You already know how important it is to prepare for a job interview. When the big day comes, you’ve probably done your research about the company, prepared the right questions and printed copies of your resume (you followed this checklist, after all).
But what you perhaps haven’t thought about is the physical preparation. And in order to make a great first impression, this is arguably as important as the mental side. Calming our nerves, relaxing our bodies and preventing stress are all necessary for nailing the interview.
Here are a few unexpected ways to prepare for your interview:
This is such an effective way to increase your alertness. You don’t need to do a full workout or even work up a sweat in order to boost the blood flow to your brain. Try doing 10 pushups (or as many as you can), some light stretching or going for a 30-minute walk the morning of your interview.
2. Deep breathing
One way to significantly calm the mind is to practice deep breathing. This is great news, because you can instantly feel better in a matter of minutes, with a simple technique! Try this an hour before your interview: take a deep breath for four counts, holding for eight counts and exhaling for seven counts before repeating 4-5 times. Here are a few more short exercises to help you relax in 10 minutes or less.
3. Rest up
This may be a given, but many people don’t realize the connection between sleep and performance. When you get a full night of sound sleep, you’re far more likely to feel alert the next day, increase productivity and give your best impression during an interview. The day before your interview, be sure to eat well and drink water (dehydration can lead to tiredness), after your prepare for the meeting try to relax and practice your deep breathing techniques at night, and then get to bed early.
4. Listen to music or an inspiring talk
Audio can have a powerful effect on your alertness and mood. Some of us find inspiration by listening to great speeches, podcasts or TED talks, while others feel energized by listening to upbeat music. Figure out what works for you, and try it right before an interview. Once you find something that works well for your mood and energy, stick with the same process each time.
5. Practice a power pose
Speaking of inspiring TED talks, check this one out by Amy Cuddy. She’s a social psychologist whose research on body language reveals that we can change other people’s perceptions (and our own) simply by changing poses. Watch her explain how standing in a “power pose” even when we don’t feel confident, can affect the cortisol levels in our brain and impact our success.

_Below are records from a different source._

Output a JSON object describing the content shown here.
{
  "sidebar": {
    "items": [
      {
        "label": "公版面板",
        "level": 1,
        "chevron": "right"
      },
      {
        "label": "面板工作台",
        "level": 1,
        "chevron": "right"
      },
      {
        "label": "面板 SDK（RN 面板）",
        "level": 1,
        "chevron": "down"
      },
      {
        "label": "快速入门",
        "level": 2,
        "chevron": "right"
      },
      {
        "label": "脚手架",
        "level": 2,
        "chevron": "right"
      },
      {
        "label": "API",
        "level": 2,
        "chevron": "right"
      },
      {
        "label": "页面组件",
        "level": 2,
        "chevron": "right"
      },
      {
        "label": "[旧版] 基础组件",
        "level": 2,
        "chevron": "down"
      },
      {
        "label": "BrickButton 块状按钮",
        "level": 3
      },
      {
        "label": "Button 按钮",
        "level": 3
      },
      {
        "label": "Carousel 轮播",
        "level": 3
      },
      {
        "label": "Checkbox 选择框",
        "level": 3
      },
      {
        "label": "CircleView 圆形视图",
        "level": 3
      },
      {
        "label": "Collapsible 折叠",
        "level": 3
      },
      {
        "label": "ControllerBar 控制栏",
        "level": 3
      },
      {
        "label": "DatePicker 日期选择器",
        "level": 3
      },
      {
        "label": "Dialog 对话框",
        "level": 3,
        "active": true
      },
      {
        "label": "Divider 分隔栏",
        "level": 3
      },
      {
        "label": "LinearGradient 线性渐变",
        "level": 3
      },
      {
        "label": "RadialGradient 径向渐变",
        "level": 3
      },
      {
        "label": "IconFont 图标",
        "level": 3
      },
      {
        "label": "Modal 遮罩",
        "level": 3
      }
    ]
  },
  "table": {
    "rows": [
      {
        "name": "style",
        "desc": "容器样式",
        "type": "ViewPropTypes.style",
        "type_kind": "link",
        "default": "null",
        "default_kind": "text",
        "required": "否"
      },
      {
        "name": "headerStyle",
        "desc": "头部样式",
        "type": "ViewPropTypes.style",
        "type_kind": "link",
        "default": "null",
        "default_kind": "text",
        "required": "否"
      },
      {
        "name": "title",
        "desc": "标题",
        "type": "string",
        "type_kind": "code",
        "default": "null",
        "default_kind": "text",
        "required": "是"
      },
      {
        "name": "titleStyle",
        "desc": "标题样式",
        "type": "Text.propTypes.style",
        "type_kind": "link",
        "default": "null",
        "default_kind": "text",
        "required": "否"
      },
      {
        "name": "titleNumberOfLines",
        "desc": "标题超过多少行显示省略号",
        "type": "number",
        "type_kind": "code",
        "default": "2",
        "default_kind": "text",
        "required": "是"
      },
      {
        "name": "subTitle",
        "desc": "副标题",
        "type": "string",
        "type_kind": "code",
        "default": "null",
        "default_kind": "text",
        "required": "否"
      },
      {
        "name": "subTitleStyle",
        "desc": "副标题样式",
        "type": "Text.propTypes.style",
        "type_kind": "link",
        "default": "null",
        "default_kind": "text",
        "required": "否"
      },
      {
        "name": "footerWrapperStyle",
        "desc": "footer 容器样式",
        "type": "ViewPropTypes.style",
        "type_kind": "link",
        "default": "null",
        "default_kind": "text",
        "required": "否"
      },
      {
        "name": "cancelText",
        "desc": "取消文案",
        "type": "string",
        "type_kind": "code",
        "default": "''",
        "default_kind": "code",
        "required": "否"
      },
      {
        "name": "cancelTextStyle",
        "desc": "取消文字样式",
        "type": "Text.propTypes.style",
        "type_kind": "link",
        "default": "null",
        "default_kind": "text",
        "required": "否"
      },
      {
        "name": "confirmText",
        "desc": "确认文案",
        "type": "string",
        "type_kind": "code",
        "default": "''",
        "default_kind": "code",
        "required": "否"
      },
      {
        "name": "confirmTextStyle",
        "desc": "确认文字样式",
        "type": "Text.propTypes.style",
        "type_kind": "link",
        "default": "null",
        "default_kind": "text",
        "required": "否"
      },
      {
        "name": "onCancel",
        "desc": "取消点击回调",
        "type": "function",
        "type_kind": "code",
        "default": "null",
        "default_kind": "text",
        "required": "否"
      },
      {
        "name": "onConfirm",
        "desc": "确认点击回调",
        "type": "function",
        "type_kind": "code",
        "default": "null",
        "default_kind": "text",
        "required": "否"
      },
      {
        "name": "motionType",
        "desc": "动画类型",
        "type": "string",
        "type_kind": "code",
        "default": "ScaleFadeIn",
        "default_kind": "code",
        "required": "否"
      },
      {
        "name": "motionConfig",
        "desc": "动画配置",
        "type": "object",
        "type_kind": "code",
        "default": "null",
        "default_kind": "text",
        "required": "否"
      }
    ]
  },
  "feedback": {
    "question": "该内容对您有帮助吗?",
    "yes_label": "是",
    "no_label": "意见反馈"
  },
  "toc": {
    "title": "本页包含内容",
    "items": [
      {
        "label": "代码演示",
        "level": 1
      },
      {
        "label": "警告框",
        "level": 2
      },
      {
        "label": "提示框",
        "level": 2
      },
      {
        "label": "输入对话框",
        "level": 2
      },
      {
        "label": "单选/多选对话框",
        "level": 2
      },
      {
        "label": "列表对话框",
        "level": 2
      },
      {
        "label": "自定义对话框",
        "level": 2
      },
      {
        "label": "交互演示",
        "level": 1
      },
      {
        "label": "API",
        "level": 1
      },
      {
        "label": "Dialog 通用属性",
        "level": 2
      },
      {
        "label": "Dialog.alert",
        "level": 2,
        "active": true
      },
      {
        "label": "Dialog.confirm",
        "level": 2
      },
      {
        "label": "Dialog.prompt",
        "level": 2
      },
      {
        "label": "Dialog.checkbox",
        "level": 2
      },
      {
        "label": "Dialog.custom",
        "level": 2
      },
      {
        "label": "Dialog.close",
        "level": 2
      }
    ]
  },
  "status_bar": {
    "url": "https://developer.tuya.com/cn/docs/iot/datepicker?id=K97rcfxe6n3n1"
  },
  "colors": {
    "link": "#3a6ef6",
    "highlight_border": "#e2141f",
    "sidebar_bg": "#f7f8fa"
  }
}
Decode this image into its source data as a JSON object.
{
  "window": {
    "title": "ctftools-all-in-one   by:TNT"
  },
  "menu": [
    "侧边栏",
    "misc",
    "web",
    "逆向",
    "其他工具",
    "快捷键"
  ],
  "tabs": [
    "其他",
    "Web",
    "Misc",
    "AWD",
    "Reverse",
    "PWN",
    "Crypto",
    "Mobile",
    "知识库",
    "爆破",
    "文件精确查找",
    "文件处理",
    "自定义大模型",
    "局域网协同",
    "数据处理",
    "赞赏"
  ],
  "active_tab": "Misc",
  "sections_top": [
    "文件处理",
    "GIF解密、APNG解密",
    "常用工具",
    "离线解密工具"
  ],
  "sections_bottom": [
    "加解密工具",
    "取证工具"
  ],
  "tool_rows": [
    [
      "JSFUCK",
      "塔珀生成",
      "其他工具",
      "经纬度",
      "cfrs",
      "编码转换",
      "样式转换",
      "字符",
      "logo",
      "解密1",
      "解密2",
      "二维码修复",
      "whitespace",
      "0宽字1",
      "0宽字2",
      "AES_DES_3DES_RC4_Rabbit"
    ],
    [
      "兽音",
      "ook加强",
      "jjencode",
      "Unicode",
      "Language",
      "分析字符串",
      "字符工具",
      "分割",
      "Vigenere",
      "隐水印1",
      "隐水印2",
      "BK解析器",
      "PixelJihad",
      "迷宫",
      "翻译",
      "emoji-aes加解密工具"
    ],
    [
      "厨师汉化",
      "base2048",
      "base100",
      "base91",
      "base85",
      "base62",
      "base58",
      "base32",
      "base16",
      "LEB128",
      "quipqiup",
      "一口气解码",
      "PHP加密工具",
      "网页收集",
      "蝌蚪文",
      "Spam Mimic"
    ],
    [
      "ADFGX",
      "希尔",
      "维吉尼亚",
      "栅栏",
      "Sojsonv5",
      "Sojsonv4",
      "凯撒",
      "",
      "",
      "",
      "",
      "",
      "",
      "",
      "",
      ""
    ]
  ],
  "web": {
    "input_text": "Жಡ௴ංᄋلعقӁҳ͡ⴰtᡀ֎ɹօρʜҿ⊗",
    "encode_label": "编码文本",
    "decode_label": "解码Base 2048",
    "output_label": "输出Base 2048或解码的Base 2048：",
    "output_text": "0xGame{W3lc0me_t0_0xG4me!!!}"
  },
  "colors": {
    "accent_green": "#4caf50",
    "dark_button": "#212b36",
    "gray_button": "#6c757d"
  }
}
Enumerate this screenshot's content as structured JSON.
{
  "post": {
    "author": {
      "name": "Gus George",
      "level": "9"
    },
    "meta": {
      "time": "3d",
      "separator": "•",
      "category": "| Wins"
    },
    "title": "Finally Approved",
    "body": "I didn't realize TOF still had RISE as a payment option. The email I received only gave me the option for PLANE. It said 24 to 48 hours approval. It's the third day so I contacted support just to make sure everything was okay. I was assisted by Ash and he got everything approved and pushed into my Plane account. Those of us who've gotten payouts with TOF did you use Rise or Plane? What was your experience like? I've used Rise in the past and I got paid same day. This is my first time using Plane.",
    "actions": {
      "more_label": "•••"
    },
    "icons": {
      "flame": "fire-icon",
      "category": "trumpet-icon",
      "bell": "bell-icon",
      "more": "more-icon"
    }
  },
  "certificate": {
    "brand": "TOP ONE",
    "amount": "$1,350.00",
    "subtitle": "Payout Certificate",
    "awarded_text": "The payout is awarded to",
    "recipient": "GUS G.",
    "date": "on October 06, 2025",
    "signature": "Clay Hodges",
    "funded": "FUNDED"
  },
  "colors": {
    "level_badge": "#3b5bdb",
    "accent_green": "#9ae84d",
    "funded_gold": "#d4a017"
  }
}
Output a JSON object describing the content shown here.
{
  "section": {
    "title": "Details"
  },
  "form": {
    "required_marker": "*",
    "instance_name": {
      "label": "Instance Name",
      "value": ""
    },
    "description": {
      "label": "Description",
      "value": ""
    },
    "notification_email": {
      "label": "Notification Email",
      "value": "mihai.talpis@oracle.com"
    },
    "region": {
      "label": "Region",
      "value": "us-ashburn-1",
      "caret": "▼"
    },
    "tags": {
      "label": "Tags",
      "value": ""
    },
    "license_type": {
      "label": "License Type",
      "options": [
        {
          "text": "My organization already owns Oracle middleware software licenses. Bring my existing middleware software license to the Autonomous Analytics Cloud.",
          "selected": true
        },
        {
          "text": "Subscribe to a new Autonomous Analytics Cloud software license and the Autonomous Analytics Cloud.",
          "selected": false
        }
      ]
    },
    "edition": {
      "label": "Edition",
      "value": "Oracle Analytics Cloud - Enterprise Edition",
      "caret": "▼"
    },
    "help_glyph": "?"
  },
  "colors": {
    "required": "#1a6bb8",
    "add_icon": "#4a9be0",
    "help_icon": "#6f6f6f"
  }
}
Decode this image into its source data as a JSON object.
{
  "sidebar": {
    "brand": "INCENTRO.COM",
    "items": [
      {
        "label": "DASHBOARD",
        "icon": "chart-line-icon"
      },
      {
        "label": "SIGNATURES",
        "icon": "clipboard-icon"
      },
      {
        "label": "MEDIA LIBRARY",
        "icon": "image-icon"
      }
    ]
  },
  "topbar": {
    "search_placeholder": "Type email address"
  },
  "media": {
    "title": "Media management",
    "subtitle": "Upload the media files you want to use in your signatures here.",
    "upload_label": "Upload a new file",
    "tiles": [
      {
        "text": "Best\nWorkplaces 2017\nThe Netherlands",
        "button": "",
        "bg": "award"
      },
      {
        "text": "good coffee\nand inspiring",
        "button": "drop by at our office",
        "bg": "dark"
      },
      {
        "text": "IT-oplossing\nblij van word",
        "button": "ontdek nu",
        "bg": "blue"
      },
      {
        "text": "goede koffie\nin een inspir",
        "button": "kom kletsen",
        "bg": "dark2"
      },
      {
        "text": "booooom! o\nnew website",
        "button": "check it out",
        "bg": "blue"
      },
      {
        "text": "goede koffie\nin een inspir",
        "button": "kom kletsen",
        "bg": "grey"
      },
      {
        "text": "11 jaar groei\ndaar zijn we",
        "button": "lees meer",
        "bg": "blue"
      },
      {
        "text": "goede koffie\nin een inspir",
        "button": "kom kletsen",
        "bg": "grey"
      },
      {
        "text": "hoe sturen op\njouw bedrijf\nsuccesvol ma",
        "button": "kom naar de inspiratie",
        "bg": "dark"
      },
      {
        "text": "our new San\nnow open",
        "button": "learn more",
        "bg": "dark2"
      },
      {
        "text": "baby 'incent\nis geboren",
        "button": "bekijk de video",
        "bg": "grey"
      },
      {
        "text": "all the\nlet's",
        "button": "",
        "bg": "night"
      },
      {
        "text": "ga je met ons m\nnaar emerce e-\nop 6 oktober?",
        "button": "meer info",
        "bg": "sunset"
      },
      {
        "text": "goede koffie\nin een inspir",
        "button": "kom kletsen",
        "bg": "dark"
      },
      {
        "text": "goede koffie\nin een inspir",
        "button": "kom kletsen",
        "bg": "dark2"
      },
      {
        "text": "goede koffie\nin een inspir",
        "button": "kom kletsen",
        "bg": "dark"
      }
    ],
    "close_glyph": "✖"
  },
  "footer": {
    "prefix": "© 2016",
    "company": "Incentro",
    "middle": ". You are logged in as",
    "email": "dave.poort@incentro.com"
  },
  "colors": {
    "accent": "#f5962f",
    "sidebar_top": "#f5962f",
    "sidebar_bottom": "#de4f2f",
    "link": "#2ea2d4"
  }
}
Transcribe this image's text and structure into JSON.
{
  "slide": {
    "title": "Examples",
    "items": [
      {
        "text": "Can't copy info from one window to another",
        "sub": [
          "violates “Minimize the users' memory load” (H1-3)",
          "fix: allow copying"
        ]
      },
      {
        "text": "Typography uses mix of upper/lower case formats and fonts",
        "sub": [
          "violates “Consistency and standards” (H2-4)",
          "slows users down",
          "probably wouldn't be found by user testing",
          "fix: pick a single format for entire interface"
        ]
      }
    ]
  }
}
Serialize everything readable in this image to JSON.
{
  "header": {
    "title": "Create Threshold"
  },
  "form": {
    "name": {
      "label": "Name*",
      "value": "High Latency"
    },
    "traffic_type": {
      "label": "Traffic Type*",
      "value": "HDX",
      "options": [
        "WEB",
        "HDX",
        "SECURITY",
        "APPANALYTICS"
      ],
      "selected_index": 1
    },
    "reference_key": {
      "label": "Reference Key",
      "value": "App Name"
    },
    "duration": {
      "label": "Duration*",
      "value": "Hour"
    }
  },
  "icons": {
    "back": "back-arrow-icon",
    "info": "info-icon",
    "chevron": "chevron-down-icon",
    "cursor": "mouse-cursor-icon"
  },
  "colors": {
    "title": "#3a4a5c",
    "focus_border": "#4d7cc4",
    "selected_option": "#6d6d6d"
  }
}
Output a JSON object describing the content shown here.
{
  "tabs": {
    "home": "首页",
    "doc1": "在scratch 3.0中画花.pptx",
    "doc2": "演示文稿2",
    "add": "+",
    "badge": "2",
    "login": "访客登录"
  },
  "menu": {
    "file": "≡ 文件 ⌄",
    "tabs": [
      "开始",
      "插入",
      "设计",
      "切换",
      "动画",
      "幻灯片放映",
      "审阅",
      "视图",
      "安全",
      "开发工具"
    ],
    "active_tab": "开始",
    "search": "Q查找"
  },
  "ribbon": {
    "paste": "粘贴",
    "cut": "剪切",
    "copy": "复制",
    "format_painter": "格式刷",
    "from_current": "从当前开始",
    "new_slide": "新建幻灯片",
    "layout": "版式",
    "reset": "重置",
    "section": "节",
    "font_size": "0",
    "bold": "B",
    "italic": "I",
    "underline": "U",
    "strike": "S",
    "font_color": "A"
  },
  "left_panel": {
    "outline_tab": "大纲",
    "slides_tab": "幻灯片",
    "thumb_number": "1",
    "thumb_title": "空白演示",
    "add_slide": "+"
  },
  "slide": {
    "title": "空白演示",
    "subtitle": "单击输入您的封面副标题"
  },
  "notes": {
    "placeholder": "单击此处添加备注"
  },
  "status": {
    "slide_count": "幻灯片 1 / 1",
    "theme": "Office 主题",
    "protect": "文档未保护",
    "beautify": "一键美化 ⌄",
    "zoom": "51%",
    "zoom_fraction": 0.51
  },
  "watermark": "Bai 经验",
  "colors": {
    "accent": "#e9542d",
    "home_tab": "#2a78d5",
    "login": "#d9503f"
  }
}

Try it right before your interview, and immediately notice a shift.
Now that you’re prepared both mentally and physically for your interview, you’ve got this! Have confidence in the fact that you’ve done the work and all that’s left to do is be yourself.